Lost Ark Studios, San Diegochoose ADAM A7XADAM Users
San Diego based studio supports and records indie artists in a professional environment
The first version of the Lost Ark Studio in San Diego, California was opened in early 2010. Back then it was a simple private project studio built to help a few friends in town record in a space a bit beyond the bedroom and garages being used at the time. The space has been expanded three times since then with trying to keep the spirit of the original studio, as Paul Cavanaugh, owner of Lost Ark tells us. „We‘re still helping indie artists and bands as the studio has become the home base for our label, Randm Records. Over the years we have been fortunate in that we have been able to host well over 100 artists/bands at the studio.
Lost Ark Studio welcomes guests – not clients
The studio‘s compilation series sessions have included artists from Southern California and across the States such as the Bastard Sons of Johnny Cash, Whiskey Shivers, Mother Falcon, Jesca Hoop, and My Goodness. More recently we‘ve been working on new albums for Jack Lawtey, Jeremiah Tall, The Peach Kings, and Old Man Canyon. From the beginning the Lost Ark Studio has been more of a home studio than a typical ‚for hire‘ studio. We designed it ourselves, we‘ve expanded it in response to what we‘ve learned through thousands of sessions and, regardless of who‘s recording with us, they are our guests, not clients. Add in that we have well over 200 vintage guitars, 100 vintage amps, and more than a few vintage keyboards, drum kits, snares, synths, etc. and it‘s not a bad place to call home!“
Accuracy and headroom are essential
Asked about which problems he had most encountered in his studio career, Mike Butler, head engineer at Lost Ark replies: „Trusting that what you hear from your monitors will translate to the outside world is the most important thing. Some monitors can sound really flattering, but if they aren‘t accurate, they‘re not doing their job, and neither can you. The biggest problem with many monitors is they are overly hyped in the low and high end, with crossover gaps in the midrange that make it difficult to hear problem areas in guitars and vocals. So, accuracy and headroom are essential. Good monitors, regardless of size, should let you hear the full frequency spectrum and have enough power so you can fine tune low end without them folding. They should be pleasant to listen to for long periods of time, but not give you any false sense of size by exaggerated low end.
Accurate while mixing – power while tracking

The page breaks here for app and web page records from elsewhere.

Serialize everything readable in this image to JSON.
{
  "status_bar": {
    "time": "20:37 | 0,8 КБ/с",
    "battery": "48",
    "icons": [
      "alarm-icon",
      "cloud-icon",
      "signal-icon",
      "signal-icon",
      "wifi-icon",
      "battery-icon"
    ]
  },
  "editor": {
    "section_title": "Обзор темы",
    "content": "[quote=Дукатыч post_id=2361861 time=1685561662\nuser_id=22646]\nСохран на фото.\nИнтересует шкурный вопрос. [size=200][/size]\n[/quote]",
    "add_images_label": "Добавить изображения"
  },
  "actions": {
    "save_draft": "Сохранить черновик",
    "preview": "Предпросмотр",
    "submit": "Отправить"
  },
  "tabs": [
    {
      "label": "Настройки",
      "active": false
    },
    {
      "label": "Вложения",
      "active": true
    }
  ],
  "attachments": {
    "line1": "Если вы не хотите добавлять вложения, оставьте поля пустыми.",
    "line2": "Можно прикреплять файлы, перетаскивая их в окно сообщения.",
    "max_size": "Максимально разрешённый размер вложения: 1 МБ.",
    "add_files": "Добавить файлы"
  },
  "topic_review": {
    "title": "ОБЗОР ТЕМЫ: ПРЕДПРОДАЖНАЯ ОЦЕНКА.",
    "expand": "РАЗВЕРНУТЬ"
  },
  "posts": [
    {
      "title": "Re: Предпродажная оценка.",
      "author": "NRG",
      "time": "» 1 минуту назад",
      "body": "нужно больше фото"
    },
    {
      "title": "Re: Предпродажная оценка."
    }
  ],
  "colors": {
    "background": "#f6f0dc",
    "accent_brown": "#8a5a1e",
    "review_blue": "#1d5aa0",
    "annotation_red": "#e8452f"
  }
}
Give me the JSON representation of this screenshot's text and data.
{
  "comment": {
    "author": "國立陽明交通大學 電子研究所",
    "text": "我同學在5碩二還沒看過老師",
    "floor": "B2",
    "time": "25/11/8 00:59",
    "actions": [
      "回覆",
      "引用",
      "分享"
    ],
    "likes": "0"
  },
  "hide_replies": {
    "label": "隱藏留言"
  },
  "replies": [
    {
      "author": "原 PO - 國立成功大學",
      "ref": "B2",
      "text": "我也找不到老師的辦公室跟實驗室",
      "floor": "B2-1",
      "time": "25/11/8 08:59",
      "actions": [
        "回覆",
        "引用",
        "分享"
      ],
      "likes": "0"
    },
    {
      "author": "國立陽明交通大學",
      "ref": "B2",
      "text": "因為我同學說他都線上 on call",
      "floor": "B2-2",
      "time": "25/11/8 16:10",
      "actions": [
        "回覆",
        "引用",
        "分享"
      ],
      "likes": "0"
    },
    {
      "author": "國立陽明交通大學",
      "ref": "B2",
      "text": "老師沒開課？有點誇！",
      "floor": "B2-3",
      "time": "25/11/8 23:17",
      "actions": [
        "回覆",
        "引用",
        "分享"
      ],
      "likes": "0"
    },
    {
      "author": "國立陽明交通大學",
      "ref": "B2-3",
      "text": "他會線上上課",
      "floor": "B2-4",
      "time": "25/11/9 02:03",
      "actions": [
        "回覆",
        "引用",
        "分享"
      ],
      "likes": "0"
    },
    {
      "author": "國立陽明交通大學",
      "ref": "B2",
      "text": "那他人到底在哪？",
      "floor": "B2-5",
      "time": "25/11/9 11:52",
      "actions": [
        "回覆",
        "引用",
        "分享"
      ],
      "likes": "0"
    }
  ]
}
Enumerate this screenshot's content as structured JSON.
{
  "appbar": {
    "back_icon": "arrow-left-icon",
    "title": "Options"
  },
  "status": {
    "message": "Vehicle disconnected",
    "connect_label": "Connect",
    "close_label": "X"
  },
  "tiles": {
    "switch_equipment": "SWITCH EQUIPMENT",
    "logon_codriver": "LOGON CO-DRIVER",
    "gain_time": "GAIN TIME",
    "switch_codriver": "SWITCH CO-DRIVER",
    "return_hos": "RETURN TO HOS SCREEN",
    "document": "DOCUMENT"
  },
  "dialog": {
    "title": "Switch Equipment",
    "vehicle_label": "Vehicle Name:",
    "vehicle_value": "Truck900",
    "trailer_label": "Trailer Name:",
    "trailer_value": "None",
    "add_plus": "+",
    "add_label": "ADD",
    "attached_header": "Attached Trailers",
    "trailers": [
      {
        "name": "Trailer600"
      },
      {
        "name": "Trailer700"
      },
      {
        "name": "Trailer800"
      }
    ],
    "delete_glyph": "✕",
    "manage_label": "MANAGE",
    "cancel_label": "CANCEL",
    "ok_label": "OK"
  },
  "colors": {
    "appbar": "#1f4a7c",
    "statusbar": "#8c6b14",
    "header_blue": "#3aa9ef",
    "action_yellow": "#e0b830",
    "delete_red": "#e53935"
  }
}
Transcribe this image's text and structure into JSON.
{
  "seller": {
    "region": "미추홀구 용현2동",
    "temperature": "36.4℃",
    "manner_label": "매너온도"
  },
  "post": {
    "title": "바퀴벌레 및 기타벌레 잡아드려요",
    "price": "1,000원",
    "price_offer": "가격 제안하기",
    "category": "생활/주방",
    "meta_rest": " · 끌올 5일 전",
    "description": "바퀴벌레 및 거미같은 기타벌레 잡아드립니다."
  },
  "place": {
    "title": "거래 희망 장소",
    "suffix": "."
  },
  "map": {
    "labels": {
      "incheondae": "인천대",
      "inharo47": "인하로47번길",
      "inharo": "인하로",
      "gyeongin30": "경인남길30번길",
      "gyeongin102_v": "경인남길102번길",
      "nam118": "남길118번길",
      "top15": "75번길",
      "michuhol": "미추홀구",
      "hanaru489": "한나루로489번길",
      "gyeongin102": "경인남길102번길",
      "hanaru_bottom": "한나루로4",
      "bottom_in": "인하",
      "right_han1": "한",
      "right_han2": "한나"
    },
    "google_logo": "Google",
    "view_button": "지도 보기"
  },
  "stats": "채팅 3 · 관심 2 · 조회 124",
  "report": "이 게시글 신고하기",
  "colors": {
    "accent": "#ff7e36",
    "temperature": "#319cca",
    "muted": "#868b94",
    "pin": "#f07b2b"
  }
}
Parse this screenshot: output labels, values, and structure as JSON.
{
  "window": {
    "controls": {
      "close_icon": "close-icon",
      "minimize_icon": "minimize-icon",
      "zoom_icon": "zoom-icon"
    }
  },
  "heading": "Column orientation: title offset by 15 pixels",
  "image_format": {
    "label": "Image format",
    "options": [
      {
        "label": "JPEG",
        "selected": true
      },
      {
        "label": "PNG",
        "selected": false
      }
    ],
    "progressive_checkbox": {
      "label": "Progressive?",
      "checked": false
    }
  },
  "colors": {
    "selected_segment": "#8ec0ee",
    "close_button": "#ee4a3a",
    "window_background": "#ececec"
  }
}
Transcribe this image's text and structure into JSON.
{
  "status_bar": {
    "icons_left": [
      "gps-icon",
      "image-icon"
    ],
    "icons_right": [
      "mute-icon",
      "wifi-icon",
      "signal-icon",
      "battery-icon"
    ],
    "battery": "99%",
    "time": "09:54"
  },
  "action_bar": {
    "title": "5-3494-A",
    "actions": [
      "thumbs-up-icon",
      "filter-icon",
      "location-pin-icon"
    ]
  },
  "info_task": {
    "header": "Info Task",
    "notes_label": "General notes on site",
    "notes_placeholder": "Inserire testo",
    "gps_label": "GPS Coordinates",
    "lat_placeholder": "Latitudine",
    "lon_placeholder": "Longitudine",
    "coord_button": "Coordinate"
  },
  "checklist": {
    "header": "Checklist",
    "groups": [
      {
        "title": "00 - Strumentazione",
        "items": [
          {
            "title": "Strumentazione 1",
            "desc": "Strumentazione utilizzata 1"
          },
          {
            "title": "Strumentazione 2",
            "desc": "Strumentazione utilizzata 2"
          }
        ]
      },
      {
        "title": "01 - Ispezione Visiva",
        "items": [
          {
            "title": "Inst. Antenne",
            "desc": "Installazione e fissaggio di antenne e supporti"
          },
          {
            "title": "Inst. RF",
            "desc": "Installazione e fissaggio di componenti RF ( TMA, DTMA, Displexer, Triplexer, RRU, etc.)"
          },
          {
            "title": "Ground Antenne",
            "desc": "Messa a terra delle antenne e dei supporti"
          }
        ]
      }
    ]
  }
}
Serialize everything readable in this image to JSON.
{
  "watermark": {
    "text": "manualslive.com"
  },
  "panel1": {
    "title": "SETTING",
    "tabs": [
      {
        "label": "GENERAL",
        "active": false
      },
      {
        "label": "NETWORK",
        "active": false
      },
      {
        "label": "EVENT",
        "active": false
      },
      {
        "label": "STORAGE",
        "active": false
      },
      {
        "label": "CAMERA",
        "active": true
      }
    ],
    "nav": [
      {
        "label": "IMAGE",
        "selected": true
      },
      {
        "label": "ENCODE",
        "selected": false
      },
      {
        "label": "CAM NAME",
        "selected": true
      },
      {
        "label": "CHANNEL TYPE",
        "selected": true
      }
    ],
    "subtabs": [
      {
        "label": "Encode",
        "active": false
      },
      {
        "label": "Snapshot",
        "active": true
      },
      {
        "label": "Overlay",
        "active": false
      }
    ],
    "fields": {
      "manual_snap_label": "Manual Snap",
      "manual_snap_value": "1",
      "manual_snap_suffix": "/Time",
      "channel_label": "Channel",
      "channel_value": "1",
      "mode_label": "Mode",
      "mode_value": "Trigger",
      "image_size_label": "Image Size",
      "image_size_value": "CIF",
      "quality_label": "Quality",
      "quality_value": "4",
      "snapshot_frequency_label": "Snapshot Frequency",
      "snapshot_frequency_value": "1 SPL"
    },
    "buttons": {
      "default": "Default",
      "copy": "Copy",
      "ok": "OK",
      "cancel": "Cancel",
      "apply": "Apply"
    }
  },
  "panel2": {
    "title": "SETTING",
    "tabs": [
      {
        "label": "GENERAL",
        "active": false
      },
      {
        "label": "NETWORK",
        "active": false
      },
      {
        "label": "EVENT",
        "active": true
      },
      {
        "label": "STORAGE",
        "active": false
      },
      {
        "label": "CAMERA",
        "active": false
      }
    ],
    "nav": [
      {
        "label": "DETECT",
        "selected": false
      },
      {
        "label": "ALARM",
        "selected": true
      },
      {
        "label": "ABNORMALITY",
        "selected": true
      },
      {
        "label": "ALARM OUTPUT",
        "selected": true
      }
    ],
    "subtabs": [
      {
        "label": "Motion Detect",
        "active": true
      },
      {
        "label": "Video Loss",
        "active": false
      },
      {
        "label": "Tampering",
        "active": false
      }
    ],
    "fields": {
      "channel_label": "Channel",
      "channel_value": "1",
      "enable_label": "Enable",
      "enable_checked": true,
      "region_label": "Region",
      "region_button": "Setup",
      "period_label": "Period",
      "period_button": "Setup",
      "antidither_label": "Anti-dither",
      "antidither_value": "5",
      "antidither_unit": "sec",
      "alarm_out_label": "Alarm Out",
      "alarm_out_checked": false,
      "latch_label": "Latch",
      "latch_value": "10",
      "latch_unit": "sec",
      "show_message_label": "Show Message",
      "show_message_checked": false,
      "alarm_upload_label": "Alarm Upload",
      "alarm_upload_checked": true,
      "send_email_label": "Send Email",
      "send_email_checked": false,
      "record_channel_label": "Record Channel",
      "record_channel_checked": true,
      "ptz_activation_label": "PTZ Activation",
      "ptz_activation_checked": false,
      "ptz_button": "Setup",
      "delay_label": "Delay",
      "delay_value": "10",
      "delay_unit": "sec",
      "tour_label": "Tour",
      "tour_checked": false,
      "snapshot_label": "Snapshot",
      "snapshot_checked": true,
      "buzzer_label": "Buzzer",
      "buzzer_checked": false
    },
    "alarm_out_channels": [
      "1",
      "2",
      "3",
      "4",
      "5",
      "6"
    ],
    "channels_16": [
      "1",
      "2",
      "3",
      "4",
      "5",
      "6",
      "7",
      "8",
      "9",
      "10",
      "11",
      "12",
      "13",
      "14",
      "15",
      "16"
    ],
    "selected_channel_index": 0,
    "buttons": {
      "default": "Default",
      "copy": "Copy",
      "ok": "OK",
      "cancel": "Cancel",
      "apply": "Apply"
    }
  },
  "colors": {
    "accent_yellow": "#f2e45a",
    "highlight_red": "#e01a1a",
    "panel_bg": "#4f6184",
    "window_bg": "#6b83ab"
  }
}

I started seeing ADAM speakers show up in studios in L.A. and thought they had a really smooth sound that was easy to listen to for extended periods of time. It was the first time I heard a ribbon tweeter as well, and was impressed with how well they handled midrange. When we needed a nearfield for our relatively small control room that was going to allow us to not only mix accurately, but have some power to feel the music during playback while tracking, we chose a combination of the A7X‘s with the Sub7. This is the perfect solution for our small room. Since then we have worked a lot on them, the majority of the studio’s compilation series sessions were done on the Adams, as well as albums by local San Diego artists Blackout Party, Lord Howler, Jesse LaMonaca, Transfer many more.
“They shouldn‘t hear the monitors, they should hear their music”
Occasionally, artists comment on the sound in the studio, not many necessarily care what kind of gear we are using, but what they do care about is the sound, and the goal is that they say „Everything sounds great!“. Our choice of monitors is a big part of reaching that goal. The monitors are the last part of the chain, the last thing that affects the sound they are hearing. If your monitor is not accurately portraying all the hard work you‘ve put into making something sound great, they are doing you and your clients a disservice. I think the point is that they shouldn‘t hear the monitors, or any other piece of gear, they should hear their music represented the best way they can. The goal of great monitors is to allow the creativity to happen without having to think about them or whether or not what you are hearing is going to sound the same outside of the studio.“